I work Monday through Friday, but for those of you who have a more flexible schedule don’t forget to check out the weekday promotions at your local bowling alley or Movie Theater. For instance, AMF Bowling in my area has $2 Tuesdays; and Paragon theater shows free movies Tuesday, Wednesday, and Thursday for children at 10 a.m. Check out the web sites! I just found out that for $40 I could purchase a summer pass (for a family of 4) for AMF Bowling and bowl up to 3 games every day if I wanted to. (I’ll keep that in mind for next year!)

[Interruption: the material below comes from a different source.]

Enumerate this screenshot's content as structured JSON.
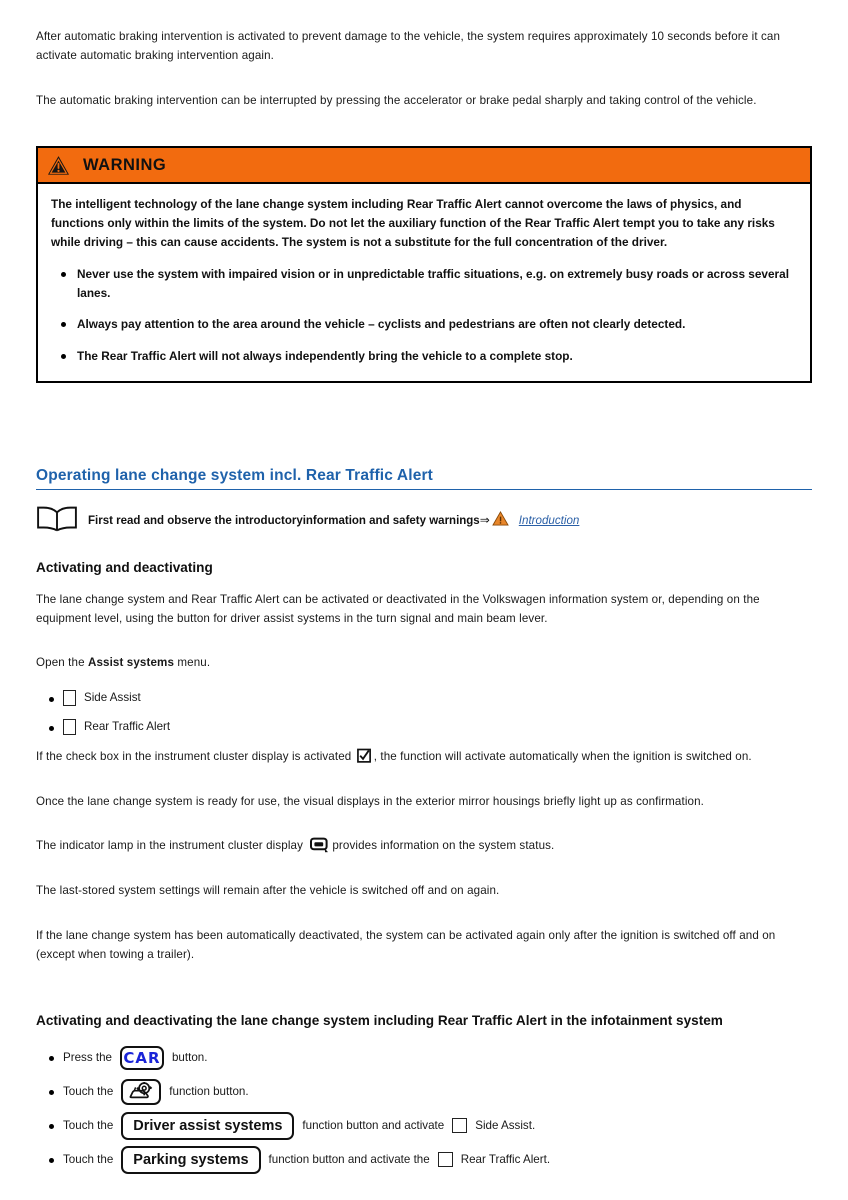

My boyfriend had a birthday a few weeks ago. Rather than go out to eat, I’d planned to cook him a little birthday dinner and bought a couple cupcakes from our favorite dessert shop. He ended up inviting three other couples to join us and we spent the night eating, talking, and playing Apples to Apples. It was a great, yet inexpensive way to celebrate a birthday and spend the evening with our closest friends.

National Postal Museum, 2015

National Postal Museum, 2015

I don’t know about you, but I love a good museum and living about 45 minutes south of Washington, D.C. means that we have a slew of free museums associated with the Smithsonian Institute for our choosing. We haven’t gone to D.C. yet this summer but earlier in the summer we did spend a day in old town Alexandria, VA. We arrived a little late, so the Old Town Farmers Market was closing up as we arrived, but that didn’t prevent my boyfriend from picking up some fresh bread. We did, however, end up spending hours at the Torpedo Factory Art Center, where we found a collection of working artist studios open to the public for viewing and purchase. There were even artists available to discuss their work! You may not be as close to D.C. as we are but that doesn’t mean there aren’t any free museums or art centers in your area.

Well, I hope this short list gave you some fun ideas for your summer endeavors. It’s not all inclusive and even now I can still think of a few others that I’ve yet had the opportunity to do. Being on a budget doesn’t mean you can’t have fun! There are free and low-budget opportunities everywhere! Be sure to take advantage of them.